== REQUIRED ACTION ==
Each line of the data that mentions the string "Table" needs to be identified and copied.

== DATA SECTION ==
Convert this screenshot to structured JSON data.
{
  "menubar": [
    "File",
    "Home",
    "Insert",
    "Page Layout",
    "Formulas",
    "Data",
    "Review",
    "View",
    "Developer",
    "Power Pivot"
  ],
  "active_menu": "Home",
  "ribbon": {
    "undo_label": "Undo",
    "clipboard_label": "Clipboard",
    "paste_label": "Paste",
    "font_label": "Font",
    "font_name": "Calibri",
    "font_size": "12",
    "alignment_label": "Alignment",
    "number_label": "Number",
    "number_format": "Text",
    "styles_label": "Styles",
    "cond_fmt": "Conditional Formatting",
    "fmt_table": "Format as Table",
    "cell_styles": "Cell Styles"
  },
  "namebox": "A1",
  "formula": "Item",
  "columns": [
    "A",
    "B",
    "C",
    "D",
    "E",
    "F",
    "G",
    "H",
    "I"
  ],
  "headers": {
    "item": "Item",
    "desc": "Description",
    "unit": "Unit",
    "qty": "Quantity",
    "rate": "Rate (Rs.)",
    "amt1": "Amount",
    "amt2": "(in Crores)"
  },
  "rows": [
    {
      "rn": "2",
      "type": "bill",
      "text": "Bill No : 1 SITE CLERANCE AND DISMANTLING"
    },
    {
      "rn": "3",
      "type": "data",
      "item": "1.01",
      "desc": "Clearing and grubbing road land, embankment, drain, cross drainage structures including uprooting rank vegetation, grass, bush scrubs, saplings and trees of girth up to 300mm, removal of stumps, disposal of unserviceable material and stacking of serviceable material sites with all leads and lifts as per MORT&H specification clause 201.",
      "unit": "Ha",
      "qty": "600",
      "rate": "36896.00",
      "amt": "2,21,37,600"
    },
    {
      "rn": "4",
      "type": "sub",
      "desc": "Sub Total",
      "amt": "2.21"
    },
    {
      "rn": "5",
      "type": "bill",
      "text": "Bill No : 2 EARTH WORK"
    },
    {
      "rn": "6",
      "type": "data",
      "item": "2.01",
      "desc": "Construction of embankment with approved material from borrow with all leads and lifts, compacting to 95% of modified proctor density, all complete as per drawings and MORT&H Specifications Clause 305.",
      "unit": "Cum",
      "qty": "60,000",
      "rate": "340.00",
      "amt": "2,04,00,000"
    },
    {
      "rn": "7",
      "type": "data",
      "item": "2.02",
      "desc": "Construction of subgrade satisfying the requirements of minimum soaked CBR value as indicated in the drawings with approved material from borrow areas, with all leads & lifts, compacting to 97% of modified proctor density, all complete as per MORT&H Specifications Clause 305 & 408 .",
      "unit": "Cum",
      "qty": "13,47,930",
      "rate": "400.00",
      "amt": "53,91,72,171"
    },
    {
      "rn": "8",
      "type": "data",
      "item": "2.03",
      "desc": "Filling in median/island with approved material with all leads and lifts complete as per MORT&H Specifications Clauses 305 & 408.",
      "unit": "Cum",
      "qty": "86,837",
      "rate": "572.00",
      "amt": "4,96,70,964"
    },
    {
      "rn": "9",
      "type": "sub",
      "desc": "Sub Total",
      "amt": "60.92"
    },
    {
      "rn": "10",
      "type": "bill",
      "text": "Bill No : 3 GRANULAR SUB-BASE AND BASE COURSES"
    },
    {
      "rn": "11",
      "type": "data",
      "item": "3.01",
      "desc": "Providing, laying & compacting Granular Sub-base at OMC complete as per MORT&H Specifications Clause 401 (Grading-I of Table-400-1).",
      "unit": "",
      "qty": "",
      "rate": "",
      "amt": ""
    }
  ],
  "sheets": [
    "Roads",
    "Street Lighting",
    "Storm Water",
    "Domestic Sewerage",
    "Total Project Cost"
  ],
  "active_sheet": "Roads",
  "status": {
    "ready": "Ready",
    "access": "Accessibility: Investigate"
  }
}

== RESULT BELOW ==
    "fmt_table": "Format as Table",
      "desc": "Providing, laying & compacting Granular Sub-base at OMC complete as per MORT&H Specifications Clause 401 (Grading-I of Table-400-1).",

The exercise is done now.